In a large stockpot, heat olive oil over medium heat. Add leek and a pinch of salt and sweat for about 5 minutes, or until translucent. Add ginger and garlic and cook, stirring frequently, for another 30 seconds to a minute, or until fragrant. Add vegetable broth, curry paste, and squash. Bring to a boil, then reduce the heat to keep at a steady simmer. Cover and simmer for 30-40 minutes, or until the squash is completely tender.
Puree the soup using an immersion blender, or transfer to a blender and puree in batches. Cover and let stand for 15 minutes to let the flavors mingle. (You can also let the soup cool completely, then transfer it to an airtight container and refrigerate or freeze it–see instructions at the end of the recipe.)
When you’re ready to serve the soup, thinly slice the shallots and separate the slices into rings. Heat oil in a small frying pan or skillet over medium-high heat. Fry the shallot rings, stirring frequently, for about 5 minutes, or until the shallots are deeply browned and crisp. Remove the shallots from the pan with a slotted spoon and set on a paper towel-lined plate to drain. Reheat the soup and stir in cream or milk and lime juice, then season with salt to taste. Ladle into bowls and top with fried shallots and herbs.
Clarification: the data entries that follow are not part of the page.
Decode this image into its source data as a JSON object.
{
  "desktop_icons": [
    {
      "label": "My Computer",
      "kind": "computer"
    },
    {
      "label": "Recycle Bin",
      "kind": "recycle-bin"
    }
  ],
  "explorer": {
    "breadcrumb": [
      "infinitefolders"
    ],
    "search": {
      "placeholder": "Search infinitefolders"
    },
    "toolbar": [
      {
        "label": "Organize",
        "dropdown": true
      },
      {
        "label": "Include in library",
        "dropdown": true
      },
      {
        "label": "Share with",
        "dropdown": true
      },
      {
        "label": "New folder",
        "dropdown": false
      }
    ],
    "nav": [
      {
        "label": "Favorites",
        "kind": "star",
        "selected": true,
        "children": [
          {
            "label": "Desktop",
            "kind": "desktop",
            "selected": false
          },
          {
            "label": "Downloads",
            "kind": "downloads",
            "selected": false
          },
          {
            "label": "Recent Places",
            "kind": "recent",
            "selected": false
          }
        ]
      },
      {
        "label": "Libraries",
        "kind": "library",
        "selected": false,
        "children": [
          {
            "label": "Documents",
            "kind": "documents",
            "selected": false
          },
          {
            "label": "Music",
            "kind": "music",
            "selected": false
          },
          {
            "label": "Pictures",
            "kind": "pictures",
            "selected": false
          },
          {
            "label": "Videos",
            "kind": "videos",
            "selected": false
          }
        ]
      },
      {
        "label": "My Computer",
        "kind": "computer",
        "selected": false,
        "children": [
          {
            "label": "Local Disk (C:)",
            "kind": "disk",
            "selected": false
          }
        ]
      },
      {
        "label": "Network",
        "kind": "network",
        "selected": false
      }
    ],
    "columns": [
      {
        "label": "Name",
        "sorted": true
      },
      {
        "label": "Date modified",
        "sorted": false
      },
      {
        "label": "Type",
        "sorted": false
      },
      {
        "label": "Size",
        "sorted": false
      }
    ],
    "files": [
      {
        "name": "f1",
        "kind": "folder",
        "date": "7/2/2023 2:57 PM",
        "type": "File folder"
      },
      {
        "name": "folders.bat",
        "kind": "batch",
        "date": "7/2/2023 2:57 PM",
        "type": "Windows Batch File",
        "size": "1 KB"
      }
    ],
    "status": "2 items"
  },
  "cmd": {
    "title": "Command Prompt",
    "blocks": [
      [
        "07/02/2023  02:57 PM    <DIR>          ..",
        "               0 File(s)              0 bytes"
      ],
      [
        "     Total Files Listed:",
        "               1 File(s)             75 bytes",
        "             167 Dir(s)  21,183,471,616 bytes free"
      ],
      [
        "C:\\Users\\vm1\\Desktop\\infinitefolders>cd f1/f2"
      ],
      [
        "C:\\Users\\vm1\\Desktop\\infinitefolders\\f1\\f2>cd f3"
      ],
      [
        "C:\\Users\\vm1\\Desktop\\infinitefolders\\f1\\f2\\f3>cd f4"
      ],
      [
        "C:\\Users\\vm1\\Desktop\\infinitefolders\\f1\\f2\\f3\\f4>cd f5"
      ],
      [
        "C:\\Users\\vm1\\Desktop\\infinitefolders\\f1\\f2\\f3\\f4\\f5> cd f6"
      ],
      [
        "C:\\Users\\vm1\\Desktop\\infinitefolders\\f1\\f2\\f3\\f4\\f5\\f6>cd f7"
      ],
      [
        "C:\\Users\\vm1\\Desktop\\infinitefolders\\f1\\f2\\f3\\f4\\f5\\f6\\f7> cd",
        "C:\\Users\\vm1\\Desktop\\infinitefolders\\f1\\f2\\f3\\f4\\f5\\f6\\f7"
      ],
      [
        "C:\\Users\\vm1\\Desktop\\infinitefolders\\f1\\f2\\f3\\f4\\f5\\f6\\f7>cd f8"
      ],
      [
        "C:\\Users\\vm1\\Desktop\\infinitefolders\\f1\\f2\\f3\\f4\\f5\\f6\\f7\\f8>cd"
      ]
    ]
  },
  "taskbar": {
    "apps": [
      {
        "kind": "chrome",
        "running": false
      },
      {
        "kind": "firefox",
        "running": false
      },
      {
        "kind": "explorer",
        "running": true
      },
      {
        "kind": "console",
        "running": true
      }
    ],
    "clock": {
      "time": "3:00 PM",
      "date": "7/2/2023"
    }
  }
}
Make ahead/leftovers: Like most curry-type things, this soup gets even better with time. It will keep in an airtight container in the refrigerator for up to a week, or in the freezer for up to 3 months. Wait to add the lime juice and the cream or milk until just before serving.